,
Jan Gummert
4  Clinic for Thoracic and Cardiovascular Surgery, Heart Center North Rhine-Westphalia, Bad Oeynhausen, Germany
,
Artur Lichtenberg
5  Department of Cardiovascular Surgery, Medical Faculty, Heinrich Heine University, Duesseldorf, Germany
,
Thorsten Wahlers
6  Department of Cardiothoracic Surgery, Heart Center of the University of Cologne, Cologne, Germany
,
Torsten Doenst
1  Department of Cardiothoracic Surgery, University Hospital Jena, Friedrich Schiller University Jena, Jena, Germany
› Author Affiliations
Funding None.
Further Information

Publication History

29 June 2018

26 September 2018

Publication Date:
28 November 2018 (eFirst)

Abstract

Introduction Aortic valve reimplantation is considered technically demanding. We searched for predictors of long-term outcome including the surgeon as risk factor.

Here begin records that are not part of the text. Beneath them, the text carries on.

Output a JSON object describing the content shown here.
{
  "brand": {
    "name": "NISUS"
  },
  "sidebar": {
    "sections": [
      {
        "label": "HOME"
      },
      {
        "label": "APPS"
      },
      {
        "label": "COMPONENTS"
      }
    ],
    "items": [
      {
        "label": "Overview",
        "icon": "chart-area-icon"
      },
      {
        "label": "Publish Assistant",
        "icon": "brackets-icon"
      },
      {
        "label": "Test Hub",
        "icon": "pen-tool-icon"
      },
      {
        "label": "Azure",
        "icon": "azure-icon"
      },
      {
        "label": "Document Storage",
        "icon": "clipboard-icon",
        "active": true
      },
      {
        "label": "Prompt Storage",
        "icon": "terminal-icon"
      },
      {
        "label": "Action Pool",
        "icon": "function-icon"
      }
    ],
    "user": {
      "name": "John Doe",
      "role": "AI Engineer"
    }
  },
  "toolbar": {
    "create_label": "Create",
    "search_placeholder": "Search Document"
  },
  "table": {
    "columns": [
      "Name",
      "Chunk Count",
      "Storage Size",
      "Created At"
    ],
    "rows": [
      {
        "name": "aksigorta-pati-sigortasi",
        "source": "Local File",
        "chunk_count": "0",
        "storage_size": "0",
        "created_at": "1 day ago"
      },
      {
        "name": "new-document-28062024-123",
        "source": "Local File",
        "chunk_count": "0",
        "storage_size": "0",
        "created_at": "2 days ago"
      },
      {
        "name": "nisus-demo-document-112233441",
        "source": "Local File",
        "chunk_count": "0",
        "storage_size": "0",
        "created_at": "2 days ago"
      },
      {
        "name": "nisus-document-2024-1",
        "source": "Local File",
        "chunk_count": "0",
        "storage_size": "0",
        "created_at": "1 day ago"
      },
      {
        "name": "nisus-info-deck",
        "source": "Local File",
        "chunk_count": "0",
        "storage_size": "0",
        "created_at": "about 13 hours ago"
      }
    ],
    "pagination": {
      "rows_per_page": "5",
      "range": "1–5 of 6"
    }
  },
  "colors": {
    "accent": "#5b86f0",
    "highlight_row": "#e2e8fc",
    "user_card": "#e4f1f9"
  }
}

Methods We selected all aortic valve reimplantations performed in our department between December 1999 and January 2017 and obtained a complete follow-up. The main indications were combined aortic aneurysm plus aortic valve regurgitation (AR), 69% and aortic dissections (15%). In 14%, valves were bicuspid. Cusp repair was performed in 27% of patients. One-third received additional procedures (coronary artery bypass grafting, mitral, or arch surgery). We performed multivariable analyses for independent risk factors of short- and long-term outcomes, including “surgeon” as variable. Twelve different surgeons operated on 193 patients. We created three groups: surgeons A and B with 84 and 64 procedures, respectively, and surgeon C (10 surgeons for 45 patients).

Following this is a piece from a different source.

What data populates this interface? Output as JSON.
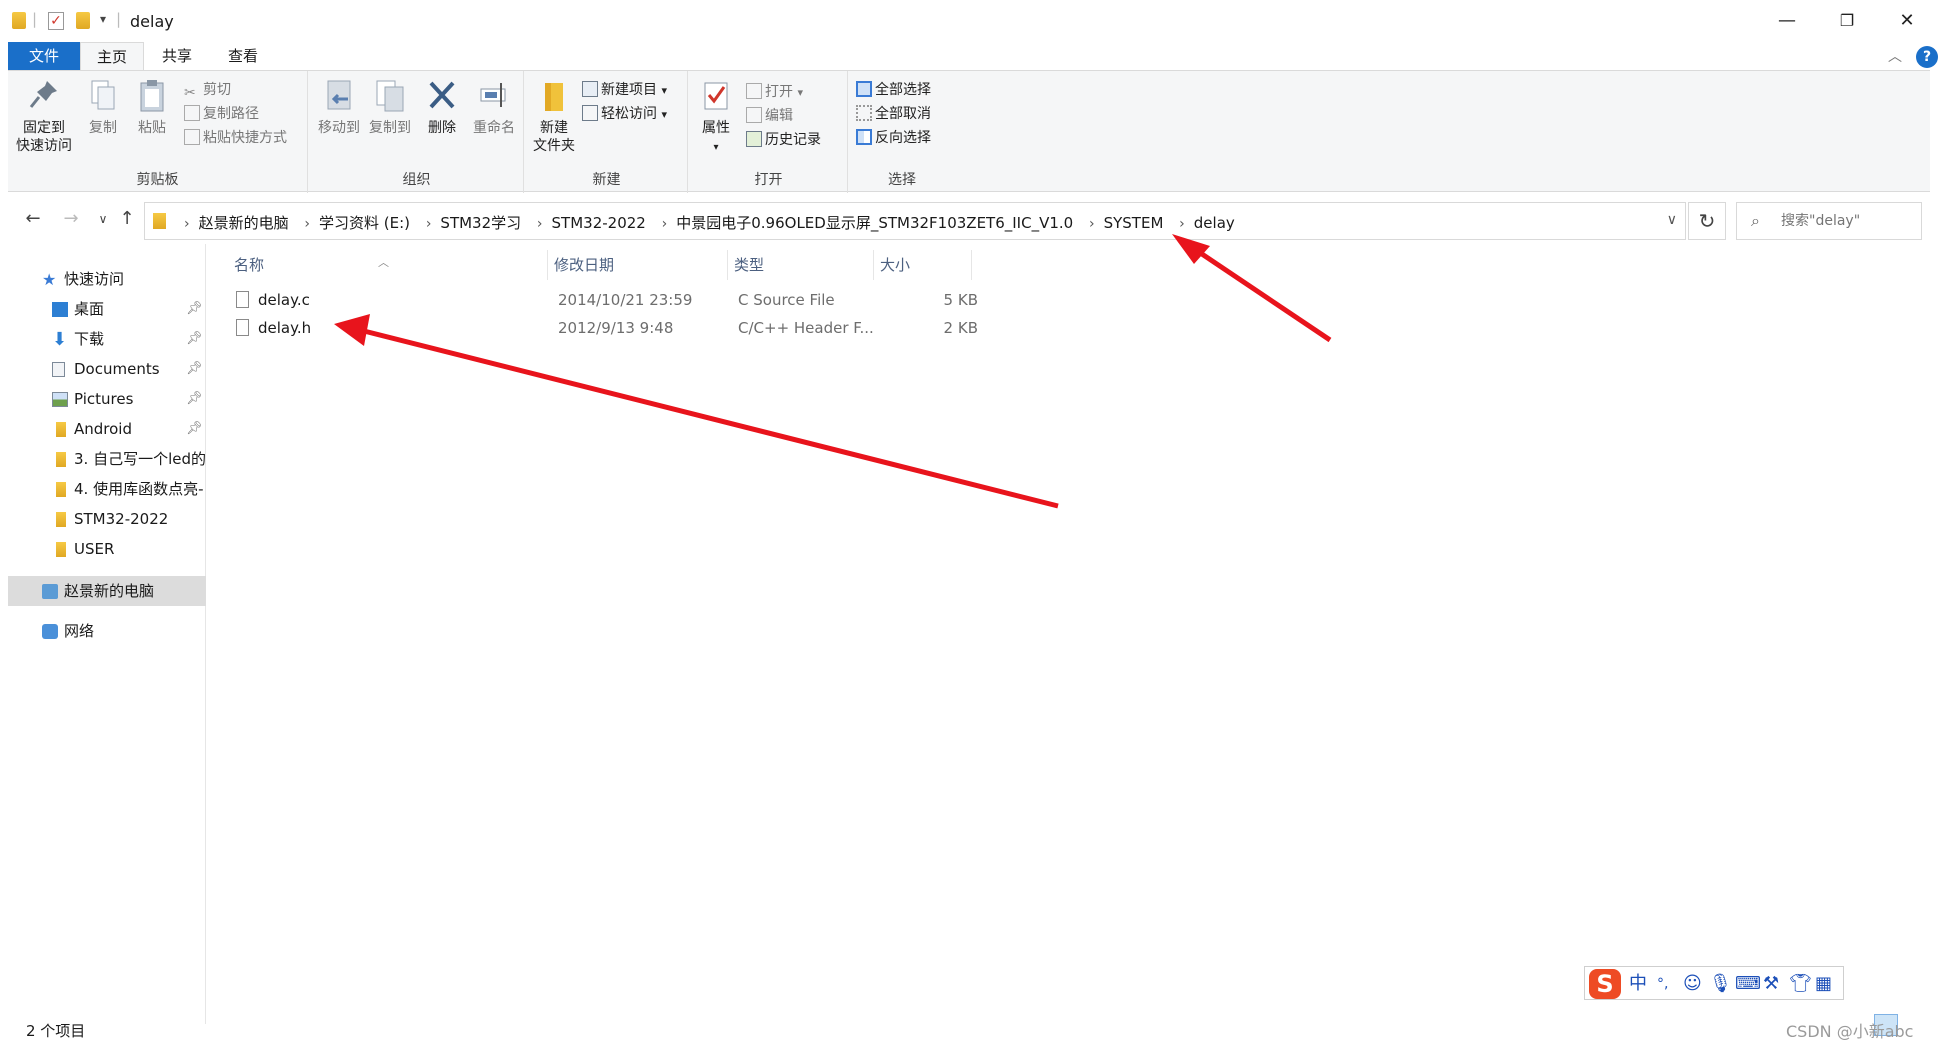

Results Cardiopulmonary bypass and clamp times were 176 ± 45 and 130 ± 24 minutes, respectively. In-hospital mortality was 2%. Postoperatively, 5% had mild and 0.5% had moderate AR. Kaplan–Meier's survival estimates, freedom from reoperation, and freedom from severe AR at 12 years were 97 ± 1, 93 ± 2, and 91 ± 3%, respectively. Age and chronic obstructive pulmonary disease appeared as risk factors for perioperative complications by univariate analysis. Age, coronary artery disease, and duration of cardiopulmonary bypass, but not surgeon, presented as risk factors by multivariable analysis.

Conclusion The results suggest that if a David procedure is performed successfully, long-term durability may be excellent. They also suggest that good and durable results are possible even with limited experience of the operating surgeon.

Note

The study was approved by the ethics committee of the Medical University of Jena, Germany (reference number 5463–03/18).